Please tell us a little bit about yourself.   

Hometown: Burlington, North Carolina 

Program of study: Anthropology (Conc. Archeology), Appalachian State University 

Position in our Outer Banks national parks: Interpretation Intern 

Where you can be found: All over the park at Wright Brothers National Memorial 

Other national parks you have worked at: Just starting my career here…but I have volunteered all my life at Moores Creek National Battlefield (North Carolina). ?  

Currently listening to: Always and forever listening to the band Lord Huron. 

What do you like to do in your free time? I love exercising, camping, and creating loads and loads of art! 

What do you like most about the Outer Banks? It’s chaotically peaceful. You can feel the forces of nature while alone and tranquil. 

How did you end up in your current position with the National Park Service?   

I worked building trails for AmeriCorps. They had this position with the National Park Service which allowed me the amazing opportunity to come out here! 

What does a typical workday or work week look like for you? 

I’m able to be a jack-of-all-trades, master-of-many. I spend my days creating social media content, visual art, and programs for the park. I help with spontaneous projects. The best part of the day is when I’m able to present in-person programs for park goers, or just walk to-and-fro outside to my next task. 

What do you enjoy most about working in our Outer Banks national parks?   

Nature and being outside is a huge aspect of what makes me happy. However, the truth is my favorite part is the people. My leaders, co-workers, and all the visitors are just wonderful souls to be around! Every day I make a new friend. 

What is a favorite memory you have from your time working in the Outer Banks?   

One of my first days here I talked to a gentleman who was retired. He was so happy to make it to the place of the first flight. He had spent his entire life looking up to the Wright brothers, even taking a career in engineering because of what they’d done. As he told me this, he seemed like a small boy again. Asking me questions with bright eyes and fidgeting in pure enthusiasm, he made me feel certain that I was in the right place – that my life would be happy if I got to see or foster these moments of uncontaminated wonder. 

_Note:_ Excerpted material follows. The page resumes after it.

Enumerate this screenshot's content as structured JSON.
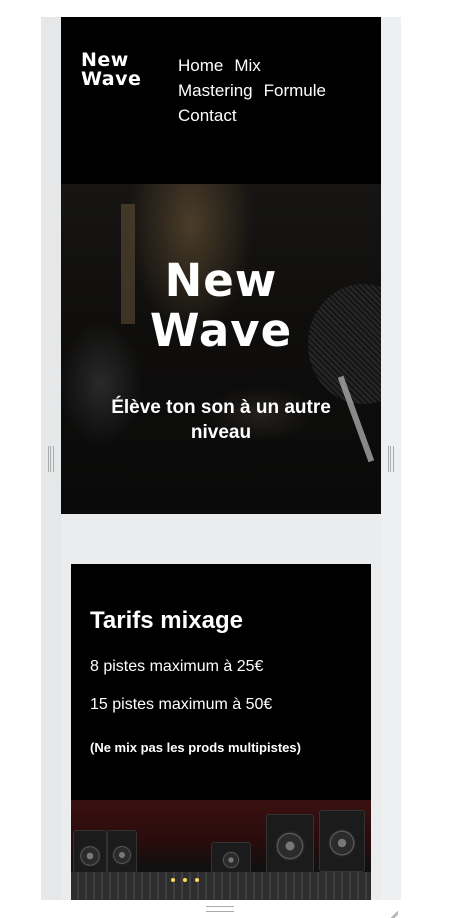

Why are our Outer Banks national parks important?   

They create a connection to the land and give us all a reason to preserve these ever-changing, violently erasing islands.  

Is there anything else you would like people to know about you or about our Outer Banks national parks? 

I’m certain that no matter who you are, there is something at our national parks made just for you. Why leave these gifts waiting?